Preparing Johnny For Siblinghood Article Brought To You By: I f you’re expecting another child or you already have more than one, chances are you’ve been concerned about them getting along. Many parents worry about how their oldest child will handle the introduction of a new baby. While jealousy is a normal rite of passage for firstborn children, there are ways to make the transition into siblinghood a smoother one. Children at different stages of development are going to handle having a new baby brother or sister differently. Here are a few ways you can make the transition easier. Early Preparation Regardless of what age your eldest child might be, early preparation goes a long way. Tell your child about the baby well before it’s born and be realistic about what to expect when it arrives. Depict the baby as a real person that will need a lot of sleep, milk, and diapers, and explain that it won’t be able to do much at first. This positively prepares your eldest for what he can expect so that he won’t be disappointed when the baby arrives. Any big changes such as potty training or moving from a crib to a bed should be done before the baby’s born so that your child doesn’t blame the baby for these changes. Under 24 Months Children at this age have a hard time comprehending the arrival of a new baby because they are still heavily reliant on their parents. It can be emotionally rough for them to suddenly have to become the big brother or sister. The loss of attention from mommy and daddy can increase the likelihood of sibling jealously and rejecting the baby as a member of the family.

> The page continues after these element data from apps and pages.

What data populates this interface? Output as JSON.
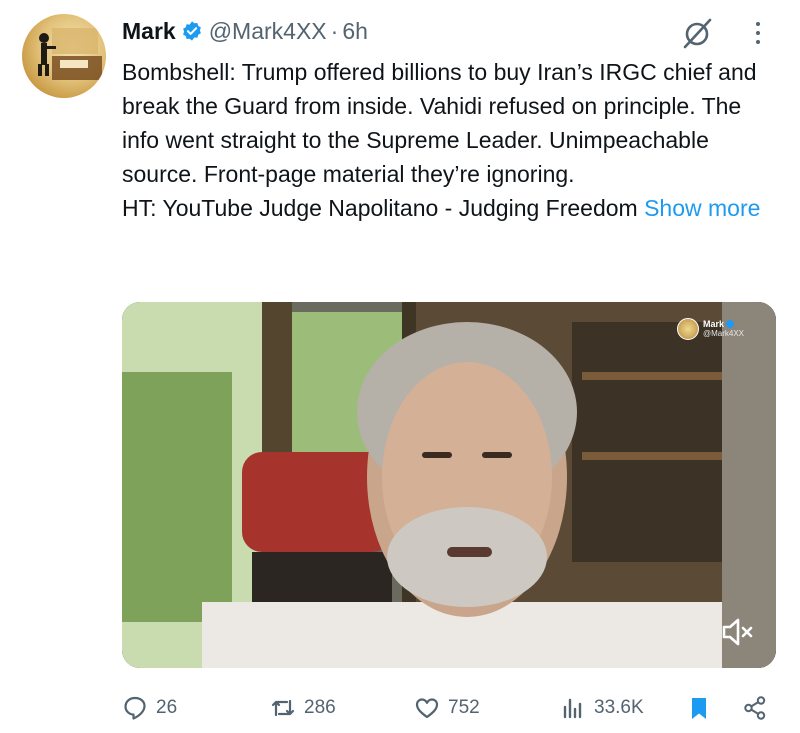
{
  "author": {
    "display_name": "Mark",
    "handle": "@Mark4XX",
    "separator": "·",
    "time": "6h",
    "verified": true,
    "avatar_icon": "avatar-image"
  },
  "header_icons": {
    "grok": "grok-icon",
    "more": "more-options-icon"
  },
  "tweet": {
    "paragraph_1": "Bombshell: Trump offered billions to buy Iran’s IRGC chief and break the Guard from inside. Vahidi refused on principle. The info went straight to the Supreme Leader. Unimpeachable source. Front-page material they’re ignoring.",
    "paragraph_2": "HT: YouTube Judge Napolitano - Judging Freedom",
    "show_more": "Show more"
  },
  "media": {
    "type": "video",
    "watermark": {
      "name": "Mark",
      "handle": "@Mark4XX"
    },
    "mute_icon": "volume-muted-icon"
  },
  "actions": {
    "reply_count": "26",
    "retweet_count": "286",
    "like_count": "752",
    "views_count": "33.6K"
  },
  "colors": {
    "text_primary": "#0f1419",
    "text_secondary": "#536471",
    "accent": "#1d9bf0"
  }
}
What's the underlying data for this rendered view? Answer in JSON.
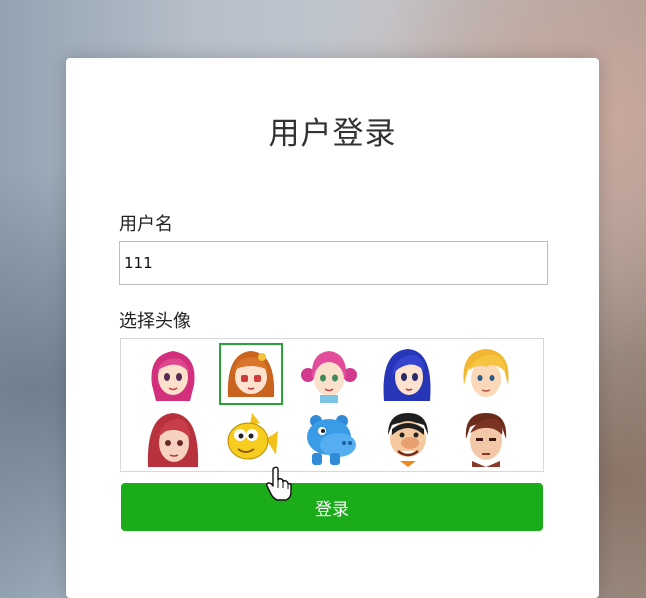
{
  "login": {
    "title": "用户登录",
    "username_label": "用户名",
    "username_value": "111",
    "avatar_label": "选择头像",
    "button_label": "登录",
    "accent_color": "#1aad19",
    "selected_avatar": 2
  },
  "avatars": [
    {
      "icon": "pink-hair-girl-avatar-icon"
    },
    {
      "icon": "brown-hair-girl-avatar-icon"
    },
    {
      "icon": "pink-pigtails-girl-avatar-icon"
    },
    {
      "icon": "blue-hair-girl-avatar-icon"
    },
    {
      "icon": "blonde-boy-avatar-icon"
    },
    {
      "icon": "red-hair-woman-avatar-icon"
    },
    {
      "icon": "yellow-fish-avatar-icon"
    },
    {
      "icon": "blue-hippo-avatar-icon"
    },
    {
      "icon": "cartoon-man-avatar-icon"
    },
    {
      "icon": "brown-hair-man-avatar-icon"
    }
  ]
}
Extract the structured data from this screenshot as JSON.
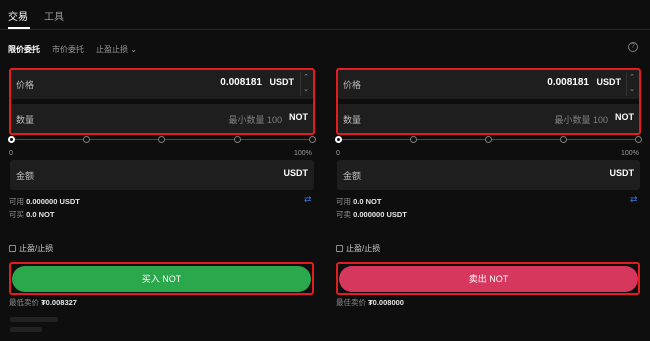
{
  "top_tabs": {
    "trade": "交易",
    "tools": "工具"
  },
  "order_types": {
    "limit": "限价委托",
    "market": "市价委托",
    "stop": "止盈止损 ⌄",
    "help": "?"
  },
  "buy": {
    "price_label": "价格",
    "price_value": "0.008181",
    "price_unit": "USDT",
    "qty_label": "数量",
    "qty_placeholder": "最小数量 100",
    "qty_unit": "NOT",
    "slider_min": "0",
    "slider_max": "100%",
    "amount_label": "金额",
    "amount_unit": "USDT",
    "available_label": "可用",
    "available_value": "0.000000 USDT",
    "can_buy_label": "可买",
    "can_buy_value": "0.0 NOT",
    "tpsl_label": "止盈/止损",
    "button_label": "买入 NOT",
    "best_label": "最低卖价",
    "best_value": "₮0.008327"
  },
  "sell": {
    "price_label": "价格",
    "price_value": "0.008181",
    "price_unit": "USDT",
    "qty_label": "数量",
    "qty_placeholder": "最小数量 100",
    "qty_unit": "NOT",
    "slider_min": "0",
    "slider_max": "100%",
    "amount_label": "金额",
    "amount_unit": "USDT",
    "available_label": "可用",
    "available_value": "0.0 NOT",
    "can_sell_label": "可卖",
    "can_sell_value": "0.000000 USDT",
    "tpsl_label": "止盈/止损",
    "button_label": "卖出 NOT",
    "best_label": "最佳卖价",
    "best_value": "₮0.008000"
  },
  "icons": {
    "stepper_up": "⌃",
    "stepper_down": "⌄",
    "swap": "⇄"
  },
  "colors": {
    "buy": "#2aa84b",
    "sell": "#d6375d",
    "highlight": "#e31d1d",
    "link": "#3a78d8"
  }
}
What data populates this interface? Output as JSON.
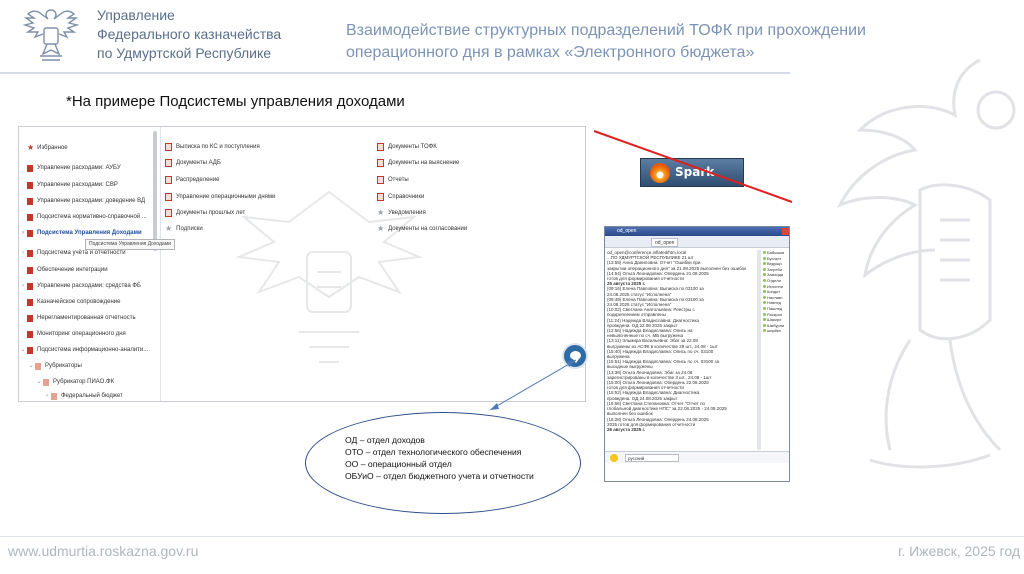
{
  "header": {
    "org_lines": [
      "Управление",
      "Федерального казначейства",
      "по Удмуртской Республике"
    ],
    "title_lines": [
      "Взаимодействие структурных подразделений ТОФК при прохождении",
      "операционного дня в рамках «Электронного бюджета»"
    ]
  },
  "subtitle": "*На примере Подсистемы управления доходами",
  "nav": {
    "items": [
      "Избранное",
      "Управление расходами: АУБУ",
      "Управление расходами: СВР",
      "Управление расходами: доведение ВД",
      "Подсистема нормативно-справочной ...",
      "Подсистема Управления Доходами",
      "Подсистема учёта и отчётности",
      "Обеспечение интеграции",
      "Управление расходами: средства ФБ",
      "Казначейское сопровождение",
      "Нерегламентированная отчетность",
      "Мониторинг операционного дня",
      "Подсистема информационно-аналити...",
      "Рубрикаторы",
      "Рубрикатор ПИАО.ФК",
      "Федеральный бюджет"
    ],
    "tooltip": "Подсистема Управления Доходами"
  },
  "middle_col": [
    "Выписка по КС и поступления",
    "Документы АДБ",
    "Распределение",
    "Управление операционными днями",
    "Документы прошлых лет",
    "Подписки"
  ],
  "right_col": [
    "Документы ТОФК",
    "Документы на выяснение",
    "Отчеты",
    "Справочники",
    "Уведомления",
    "Документы на согласовании"
  ],
  "spark": {
    "button_label": "Spark",
    "window_title": "od_open",
    "tab_label": "od_open",
    "lang_label": "русский",
    "log_lines": [
      {
        "t": "od_open@conference.inflated/htm.local",
        "b": false
      },
      {
        "t": "...ПО УДМУРТСКОЙ РЕСПУБЛИКЕ 21 шт",
        "b": false
      },
      {
        "t": "(13:58) Анна Даниловна: Отчет \"Ошибки при",
        "b": false
      },
      {
        "t": "закрытии операционного дня\" за 21.08.2025 выполнен без ошибок",
        "b": false
      },
      {
        "t": "(14:54) Ольга Леонидовна: Опердень 21.08.2025",
        "b": false
      },
      {
        "t": "готов для формирования отчетности",
        "b": false
      },
      {
        "t": "25 августа 2025 г.",
        "b": true
      },
      {
        "t": "(09:16) Елена Павловна: Выписка по 03100 за",
        "b": false
      },
      {
        "t": "24.08.2025 статус \"Исполнена\"",
        "b": false
      },
      {
        "t": "(09:49) Елена Павловна: Выписка по 03100 за",
        "b": false
      },
      {
        "t": "24.08.2025 статус \"Исполнена\"",
        "b": false
      },
      {
        "t": "(10:02) Светлана Анатольевна: Реестры с",
        "b": false
      },
      {
        "t": "подкреплением отправлены",
        "b": false
      },
      {
        "t": "(11:24) Надежда Владиславна: Диагностика",
        "b": false
      },
      {
        "t": "проведена. ОД 22.08.2025 закрыт",
        "b": false
      },
      {
        "t": "(12:56) Надежда Владиславна: Опись на",
        "b": false
      },
      {
        "t": "невыясненные по сч. МБ выгружена",
        "b": false
      },
      {
        "t": "(13:11) Эльмира Васильевна: Эбаг за 22.08",
        "b": false
      },
      {
        "t": "выгружены из АСФК в количестве 29 шт., 24.08 - 1шт",
        "b": false
      },
      {
        "t": "(15:40) Надежда Владиславна: Опись по сч. 03100",
        "b": false
      },
      {
        "t": "выгружена",
        "b": false
      },
      {
        "t": "(15:51) Надежда Владиславна: Опись по сч. 03100 за",
        "b": false
      },
      {
        "t": "выходные выгружены",
        "b": false
      },
      {
        "t": "(13:38) Ольга Леонидовна: Эбаг за 24.08",
        "b": false
      },
      {
        "t": "зарегистрированы в количестве 3 шт., 24.08 - 1шт",
        "b": false
      },
      {
        "t": "(15:00) Ольга Леонидовна: Опердень 22.08.2025",
        "b": false
      },
      {
        "t": "готов для формирования отчетности",
        "b": false
      },
      {
        "t": "(15:52) Надежда Владиславна: Диагностика",
        "b": false
      },
      {
        "t": "проведена. ОД 24.08.2025 закрыт",
        "b": false
      },
      {
        "t": "(15:56) Светлана Степановна: Отчет \"Отчет по",
        "b": false
      },
      {
        "t": "глобальной диагностике НПС\" за 22.08.2025 - 24.08.2025",
        "b": false
      },
      {
        "t": "выполнен без ошибок",
        "b": false
      },
      {
        "t": "(16:28) Ольга Леонидовна: Опердень 24.08.2025",
        "b": false
      },
      {
        "t": "2025 готов для формирования отчетности",
        "b": false
      },
      {
        "t": "26 августа 2025 г.",
        "b": true
      }
    ],
    "roster": [
      "Бабышки",
      "Бухгалт",
      "Ведущи",
      "Загреби",
      "Замхиди",
      "Отдели",
      "Исполни",
      "Кондит",
      "Наставн",
      "Новлед",
      "Пашлед",
      "Раскрол",
      "Шакиро",
      "Шмбурни",
      "ширйкн"
    ]
  },
  "legend": [
    "ОД – отдел доходов",
    "ОТО – отдел технологического обеспечения",
    "ОО – операционный отдел",
    "ОБУиО – отдел бюджетного учета и отчетности"
  ],
  "footer": {
    "site": "www.udmurtia.roskazna.gov.ru",
    "city": "г. Ижевск, 2025 год"
  },
  "colors": {
    "accent_blue": "#7b93b4",
    "red_line": "#e02020",
    "oval_border": "#2f4f8a"
  }
}
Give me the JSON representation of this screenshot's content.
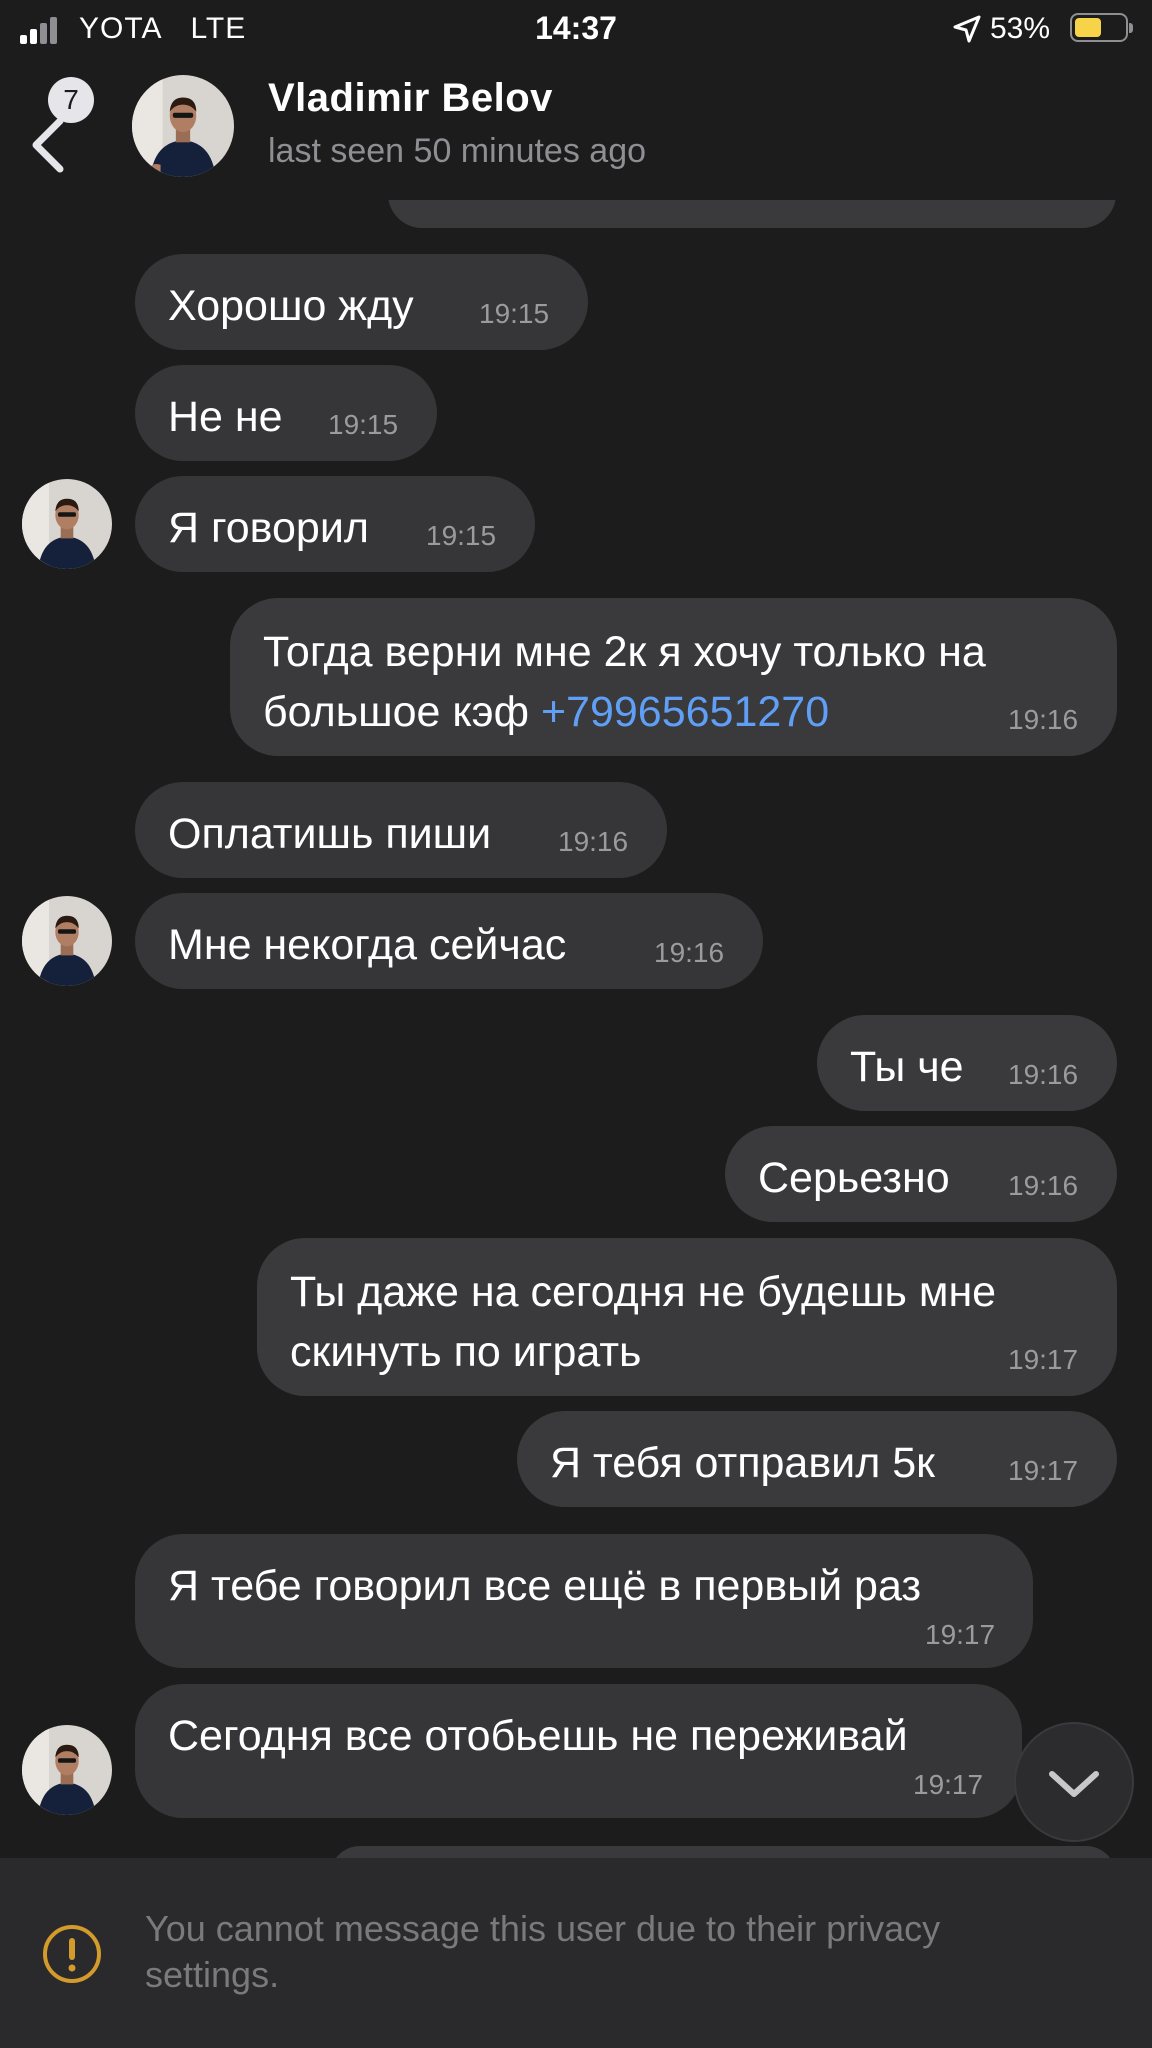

To help assuage these negative feelings, be sure to set aside some alone time with your toddler, even if it’s just a 15-minute story while the baby naps. Try to remember to smile whenever she comes into the room and give her hugs and kisses. You never know when she might need them. If your hands are full with the baby and your toddler whines for your attention, acknowledge her feelings by saying something like, “I see you’re sad that I can’t hold you. I’m sad too. Why don’t you come and snuggle with me while I feed the baby?” Ages 2-3 Kids in this age group often become weepy or clingy when a new baby comes into the picture. They may even regress and want to 98 GILROY • MORGAN HILL • SAN MARTIN nurse again or wear diapers again, even if they’ve been weaned and potty trained. Some kids will act out because it’s a guaranteed way to get your attention. At this age, they may feel very conflicted about a new baby. Part of them still wants to be the baby, but another part wants independence. Acknowledging, and to some degree, going along with your child’s desire to be a baby again can help him with any anxiety he might be feeling. Try saying, “It looks like you want to be a baby now too,” and let him act like a baby for a while, perhaps by cradling him or letting him make baby sounds. If you make a game of it, eventually he’ll tire of playing baby and move on. To appeal to his independent side, encourage your eldest to help with caring for the baby. Give him a say in anything from picking what outfit the baby should wear to choosing what toys are best for the baby, or even “carrying” the baby to its crib. Emphasize all the things he can do because he is a “big” boy and how helpful he’s being. He’ll be more likely to embrace the role of big brother and take pride in it. Just be sure to take cues from your child as to how much he wants to help. Ages 4-8 By this age, kids tend to be more reasonable about a new baby. They’re more caught up in school, play dates, and activities, which means they aren’t as reliant on you for everything. That being said, they still may worry about being left behind. Make sure you have some one-on-one time with your child, whether it’s a trip to the store or a 10-minute snuggle time before bed. Take the time to see how she’s feeling, perhaps by asking about what’s hard and what’s fun about the new baby. If she expresses jealousy or anger, don’t deny or discount those feelings. Instead, reassure her that you love her and find ways to be her advocate. If the baby broke her favorite toy, replace it and put her toys somewhere the baby can’t reach. While having a new baby may require a period of adjustment for your older child, having a sibling is a great gift. Older siblings gain experience nurturing, teaching, and leading, while younger siblings have someone to constantly watch and learn from. Even when they’re bickering, they’re learning the art of negotiation, compromise, problem solving, and how to work past painful emotions. Through thick and thin, having a sibling means always having a close friend. JULY / AUGUST 2016